Description of the task:
In the entries below, find each line bearing the string "structured" and copy it.

Given entries:
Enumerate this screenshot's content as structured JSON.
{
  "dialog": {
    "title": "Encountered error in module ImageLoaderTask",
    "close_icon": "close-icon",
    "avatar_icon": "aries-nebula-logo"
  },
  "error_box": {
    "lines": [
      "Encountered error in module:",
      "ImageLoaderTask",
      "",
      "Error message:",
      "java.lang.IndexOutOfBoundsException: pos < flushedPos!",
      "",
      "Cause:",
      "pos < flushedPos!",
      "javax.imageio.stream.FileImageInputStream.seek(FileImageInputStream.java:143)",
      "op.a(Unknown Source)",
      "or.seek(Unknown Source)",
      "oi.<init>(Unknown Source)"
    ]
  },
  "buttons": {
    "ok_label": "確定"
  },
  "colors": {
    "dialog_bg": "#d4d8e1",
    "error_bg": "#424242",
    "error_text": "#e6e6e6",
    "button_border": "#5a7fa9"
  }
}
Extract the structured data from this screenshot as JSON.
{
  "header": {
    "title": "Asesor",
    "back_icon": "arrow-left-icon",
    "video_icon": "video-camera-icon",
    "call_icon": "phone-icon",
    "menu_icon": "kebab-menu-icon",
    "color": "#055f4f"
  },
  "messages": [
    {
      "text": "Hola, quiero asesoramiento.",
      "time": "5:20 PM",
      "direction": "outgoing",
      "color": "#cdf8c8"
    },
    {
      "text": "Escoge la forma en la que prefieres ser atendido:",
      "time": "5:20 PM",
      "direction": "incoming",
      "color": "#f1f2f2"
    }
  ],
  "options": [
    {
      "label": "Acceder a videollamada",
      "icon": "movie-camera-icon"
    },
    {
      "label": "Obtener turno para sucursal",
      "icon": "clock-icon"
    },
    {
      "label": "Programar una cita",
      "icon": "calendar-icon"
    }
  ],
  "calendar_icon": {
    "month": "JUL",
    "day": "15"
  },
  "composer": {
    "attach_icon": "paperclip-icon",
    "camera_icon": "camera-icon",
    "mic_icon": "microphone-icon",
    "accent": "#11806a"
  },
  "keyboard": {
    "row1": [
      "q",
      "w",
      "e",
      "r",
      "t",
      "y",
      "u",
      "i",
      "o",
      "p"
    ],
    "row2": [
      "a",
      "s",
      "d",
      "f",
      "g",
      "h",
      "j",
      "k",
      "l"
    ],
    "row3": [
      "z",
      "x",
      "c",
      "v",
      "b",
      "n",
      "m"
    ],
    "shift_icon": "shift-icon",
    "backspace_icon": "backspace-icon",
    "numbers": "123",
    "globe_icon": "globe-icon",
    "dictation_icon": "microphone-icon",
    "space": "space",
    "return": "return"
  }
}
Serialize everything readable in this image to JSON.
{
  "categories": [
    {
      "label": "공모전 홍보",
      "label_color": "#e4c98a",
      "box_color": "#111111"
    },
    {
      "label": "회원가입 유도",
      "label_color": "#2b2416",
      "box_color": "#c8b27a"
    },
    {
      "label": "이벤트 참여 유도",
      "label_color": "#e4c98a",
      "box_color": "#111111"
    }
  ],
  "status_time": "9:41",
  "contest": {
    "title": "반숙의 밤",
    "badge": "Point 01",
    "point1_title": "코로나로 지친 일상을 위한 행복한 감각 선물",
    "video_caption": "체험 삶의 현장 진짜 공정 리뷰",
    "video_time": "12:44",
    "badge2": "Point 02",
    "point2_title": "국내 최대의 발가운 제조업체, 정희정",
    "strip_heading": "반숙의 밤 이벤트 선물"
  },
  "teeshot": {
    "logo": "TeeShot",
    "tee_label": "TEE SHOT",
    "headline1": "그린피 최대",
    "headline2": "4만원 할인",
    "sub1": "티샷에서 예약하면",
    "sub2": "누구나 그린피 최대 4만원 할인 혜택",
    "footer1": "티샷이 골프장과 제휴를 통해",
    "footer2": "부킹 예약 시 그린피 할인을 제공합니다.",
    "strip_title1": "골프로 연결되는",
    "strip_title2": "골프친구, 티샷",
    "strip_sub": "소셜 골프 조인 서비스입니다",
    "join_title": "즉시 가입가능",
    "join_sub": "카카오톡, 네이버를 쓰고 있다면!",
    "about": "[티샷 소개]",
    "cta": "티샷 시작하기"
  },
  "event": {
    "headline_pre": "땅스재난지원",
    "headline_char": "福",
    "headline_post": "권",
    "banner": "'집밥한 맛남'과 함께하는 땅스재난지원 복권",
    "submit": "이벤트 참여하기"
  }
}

Result for this exercise:
Enumerate this screenshot's content as structured JSON.
Extract the structured data from this screenshot as JSON.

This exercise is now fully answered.